Guest blog, co-written by representatives from charities and NGOs who travelled to Geneva to participate in the United Nations' review of the UK’s record on women rights.
February saw approximately 60 representatives from charities and non-governmental organisations (NGOs) travel to Geneva for a review by the United Nations into the UK’s record on women rights.
Those attending were diverse in many ways, not least in respect of the causes they champion and actions they campaign for – from fighting for the rights of Black and minoritised women (including refugee, asylum and undocumented women) to raising awareness of issues faced by rural women.
For some this was their first time engaging with this process, where every five years government compliance with the Convention on the Elimination of All Forms of Discrimination Against Women (CEDAW) is assessed. Others had done so for years, perhaps decades.
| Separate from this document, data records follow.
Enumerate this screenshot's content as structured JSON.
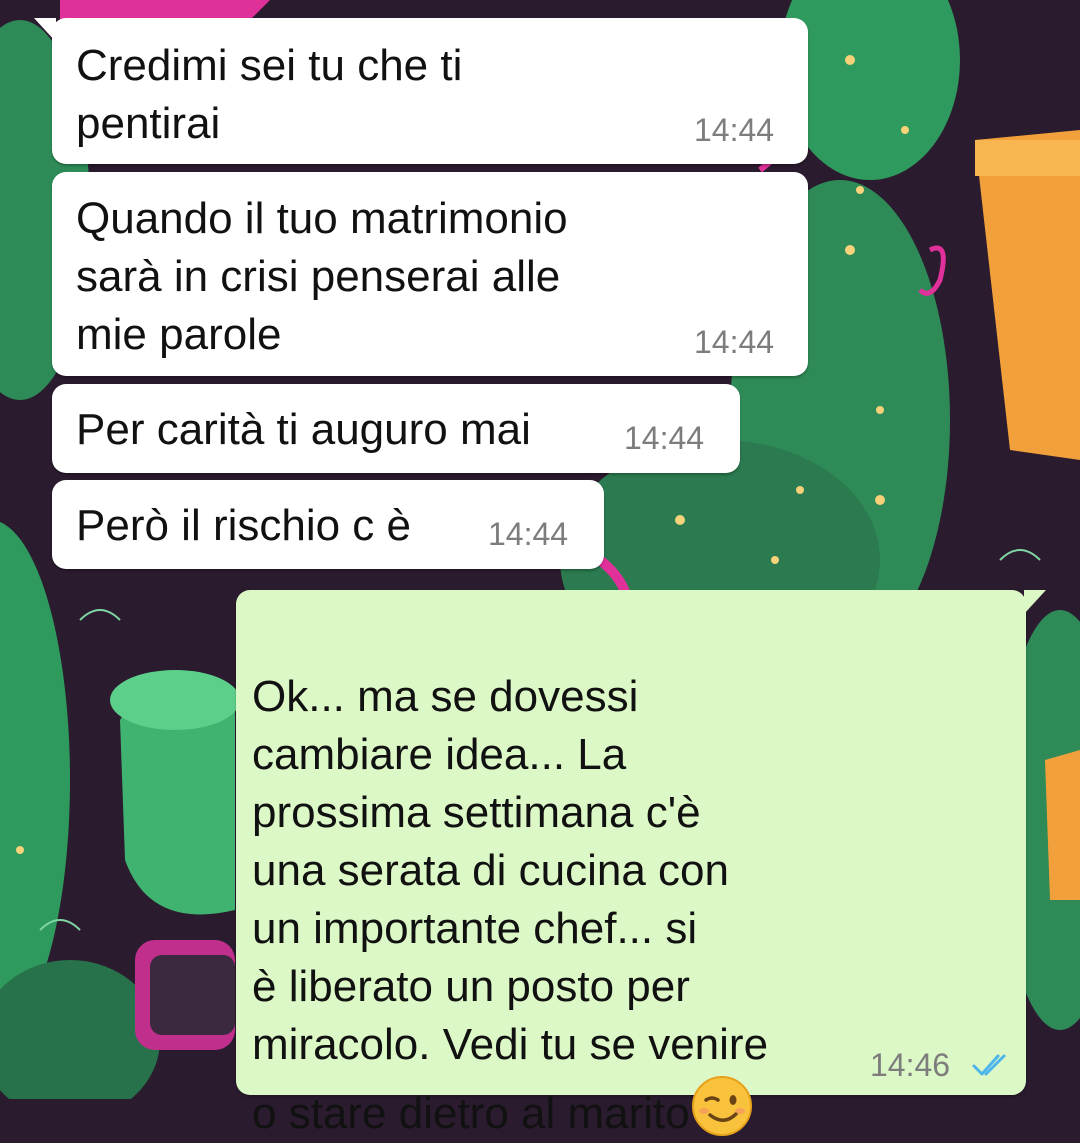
{
  "colors": {
    "incoming_bubble": "#ffffff",
    "outgoing_bubble": "#dcf8c6",
    "timestamp": "#7d7d7d",
    "read_ticks": "#4fb6ec",
    "wallpaper_base": "#2a1b2e",
    "cactus_green": "#2e8b57",
    "accent_pink": "#e0309a",
    "pot_orange": "#f2a03b"
  },
  "icons": {
    "read_receipt": "double-check-icon",
    "emoji": "winking-face-emoji"
  },
  "messages": [
    {
      "direction": "incoming",
      "text": "Credimi sei tu che ti\npentirai",
      "time": "14:44"
    },
    {
      "direction": "incoming",
      "text": "Quando il tuo matrimonio\nsarà in crisi penserai alle\nmie parole",
      "time": "14:44"
    },
    {
      "direction": "incoming",
      "text": "Per carità ti auguro mai",
      "time": "14:44"
    },
    {
      "direction": "incoming",
      "text": "Però il rischio c è",
      "time": "14:44"
    },
    {
      "direction": "outgoing",
      "text": "Ok... ma se dovessi\ncambiare idea... La\nprossima settimana c'è\nuna serata di cucina con\nun importante chef... si\nè liberato un posto per\nmiracolo. Vedi tu se venire\no stare dietro al marito",
      "time": "14:46",
      "status": "read"
    }
  ]
}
Regardless, it was very clear that CEDAW plays an essential role in the fight for our rights and equality.
The inclusive nature of the process demonstrates this. There wasn't just one way to have your voice heard by the committee of UN experts. NGOs could share shadow reports, oral statements and briefing papers, as well as meet with the experts.
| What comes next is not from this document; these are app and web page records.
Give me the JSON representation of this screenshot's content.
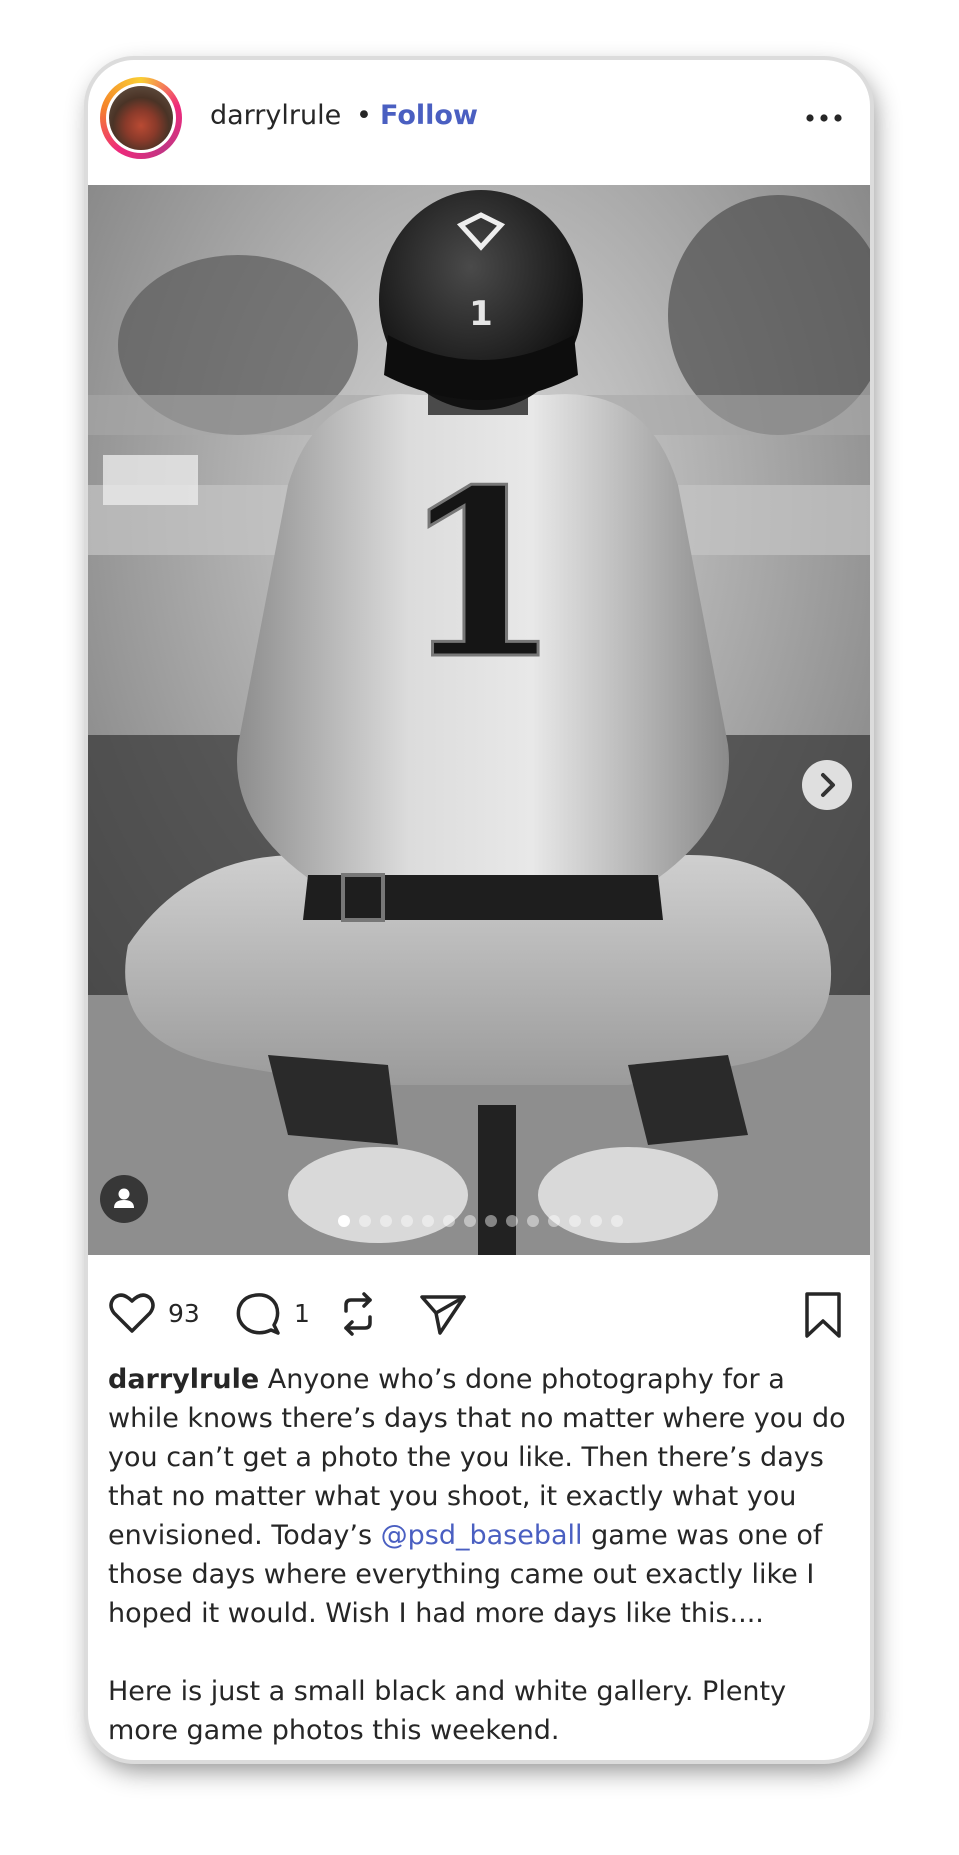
{
  "post": {
    "username": "darrylrule",
    "separator": "•",
    "follow_label": "Follow",
    "likes": "93",
    "comments": "1",
    "caption_username": "darrylrule",
    "caption_part1": " Anyone who’s done photography for a while knows there’s days that no matter where you do you can’t get a photo the you like. Then there’s days that no matter what you shoot, it exactly what you envisioned. Today’s ",
    "caption_mention": "@psd_baseball",
    "caption_part2": " game was one of those days where everything came out exactly like I hoped it would. Wish I had more days like this....",
    "caption_paragraph2": "Here is just a small black and white gallery. Plenty more game photos this weekend.",
    "jersey_number": "1",
    "carousel_total": 14,
    "carousel_active": 1
  },
  "icons": {
    "more": "more-dots-icon",
    "like": "heart-icon",
    "comment": "comment-icon",
    "repost": "repost-icon",
    "share": "send-icon",
    "save": "bookmark-icon",
    "next": "chevron-right-icon",
    "tagged": "user-tag-icon"
  },
  "colors": {
    "link": "#4a5fc1",
    "text": "#262626"
  }
}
We can tell you that all information provided through these different avenues was taken into account.
In a public dialogue with the government, the committee brought up various issues, including concerns around Universal Credit, which was raised by a number of organisations present, the unfair treatment of women born in the 1950s arising from changes to the state pension age, as raised by Back to 60.
They also asked questions based on information provided in shadow reports by organisations who were not in attendance – and much more.
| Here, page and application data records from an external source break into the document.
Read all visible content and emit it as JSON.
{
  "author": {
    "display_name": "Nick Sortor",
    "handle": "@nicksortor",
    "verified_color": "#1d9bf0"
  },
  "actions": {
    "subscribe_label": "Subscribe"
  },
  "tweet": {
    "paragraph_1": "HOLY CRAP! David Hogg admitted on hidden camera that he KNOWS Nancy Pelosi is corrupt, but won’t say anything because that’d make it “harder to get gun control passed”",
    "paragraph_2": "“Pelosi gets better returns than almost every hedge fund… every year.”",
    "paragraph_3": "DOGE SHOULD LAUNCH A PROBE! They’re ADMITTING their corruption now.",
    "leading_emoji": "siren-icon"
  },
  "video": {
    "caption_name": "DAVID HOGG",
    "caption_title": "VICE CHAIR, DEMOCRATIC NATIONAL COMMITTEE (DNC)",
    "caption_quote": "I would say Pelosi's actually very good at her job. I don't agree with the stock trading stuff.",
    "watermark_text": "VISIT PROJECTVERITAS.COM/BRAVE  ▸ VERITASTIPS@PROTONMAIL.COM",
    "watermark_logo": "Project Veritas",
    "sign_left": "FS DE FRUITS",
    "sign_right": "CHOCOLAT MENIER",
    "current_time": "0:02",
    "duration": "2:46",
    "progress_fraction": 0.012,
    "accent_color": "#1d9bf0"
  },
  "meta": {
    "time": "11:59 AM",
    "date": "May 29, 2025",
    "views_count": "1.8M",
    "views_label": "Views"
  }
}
In fact, there were many bitter-sweet instances where we were grateful to the committee for raising particular concerns and, at the same time, disappointed by the lack of a satisfactory response.
One such example was the lack of awareness and understanding shown by our own government about the issues affecting disabled women.
We hope that the evidence we shared will make our political representatives take such issues much more seriously.
The significance of CEDAW was especially felt by legal NGOs, such as the Centre for Women's Justice, who challenge discrimination in the criminal justice system, as well as by NGOs that are pursuing legislative change.
The Muslim Women's Network UK called for the Divorce (Religious Marriages) Act 2002 to be made applicable to Muslims, and the Centenary Action Group called for the commencement of Section 106 of the Equality Act, which would require political parties to produce equality data.
NGOs campaigning for policy changes used this as a chance to highlight their issues too, such as Maternity Action who want the NHS charging regulations to be amended as they have particularly adverse effects on pregnant migrant women.
These organisations can rely upon CEDAW to advocate for change and demand action from the government.
Crucially, the process also helped to create a broader civil society coalition.
Whether it was hearing from the Angelou Centre about the intersection of immigration and gender-based violence or working collaboratively to deliver an NGO statement relevant to all four nations, we all learnt from one another and garnered each other's support.
We stand in solidarity and will be collectively scrutinising the government on every action or inaction it takes in respect of discrimination faced by women in the UK.
The UK Government is not just answering to the UN; they are simultaneously answering to us and we will be holding them to account using both domestic and international measures.
This is why we urge all NGOs to engage with CEDAW and to sign the petition asking for CEDAW to be fully incorporated and implemented into UK law.
We thank the Equality and Human Rights Commission for providing us with the funding and support to attend this review and utilise the opportunity to effect change.
Thank you also to the likes of the National Alliance of Women's Organisations and Women's Resource Centre for coordinating this exceptional group effort.
At a time when we have been plunged into post-Brexit uncertainty and women's rights issues are last on the agenda, we need to ensure that our human rights are protected now more than ever.
This blog has been co-written by representatives from charities and NGOs who travelled to Geneva to participate in the United Nations' review of the UK’s record on women rights.
This blog post first appeared on the Equality and Human Rights Commission website